▸ Task statement: Using the records below, filter out every line that lacks "Keep" and copy the rest.

(Records for this task)

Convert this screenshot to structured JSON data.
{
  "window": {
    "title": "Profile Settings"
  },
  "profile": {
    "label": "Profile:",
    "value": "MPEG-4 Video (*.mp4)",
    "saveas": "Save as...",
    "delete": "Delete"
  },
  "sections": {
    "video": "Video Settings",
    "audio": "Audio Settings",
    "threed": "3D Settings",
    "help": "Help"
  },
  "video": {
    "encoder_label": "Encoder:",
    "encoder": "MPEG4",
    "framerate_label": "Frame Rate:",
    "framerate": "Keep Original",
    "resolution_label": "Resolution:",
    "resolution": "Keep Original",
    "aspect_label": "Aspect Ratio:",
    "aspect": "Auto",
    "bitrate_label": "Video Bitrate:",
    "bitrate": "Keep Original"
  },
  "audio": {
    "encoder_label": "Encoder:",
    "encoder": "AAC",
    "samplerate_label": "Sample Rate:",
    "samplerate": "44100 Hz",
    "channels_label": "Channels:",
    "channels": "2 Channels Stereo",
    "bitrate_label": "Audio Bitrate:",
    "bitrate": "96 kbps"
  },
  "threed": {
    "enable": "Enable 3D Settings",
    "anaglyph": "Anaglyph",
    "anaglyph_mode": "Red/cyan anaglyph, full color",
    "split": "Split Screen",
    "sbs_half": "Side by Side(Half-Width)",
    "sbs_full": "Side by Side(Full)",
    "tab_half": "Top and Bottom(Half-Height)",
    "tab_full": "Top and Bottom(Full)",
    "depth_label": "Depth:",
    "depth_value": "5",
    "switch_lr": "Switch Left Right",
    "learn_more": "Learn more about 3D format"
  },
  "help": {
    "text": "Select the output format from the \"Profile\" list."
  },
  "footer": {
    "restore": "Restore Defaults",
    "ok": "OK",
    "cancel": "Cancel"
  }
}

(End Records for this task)

▸ Written answer:
    "framerate": "Keep Original",
    "resolution": "Keep Original",
    "bitrate": "Keep Original"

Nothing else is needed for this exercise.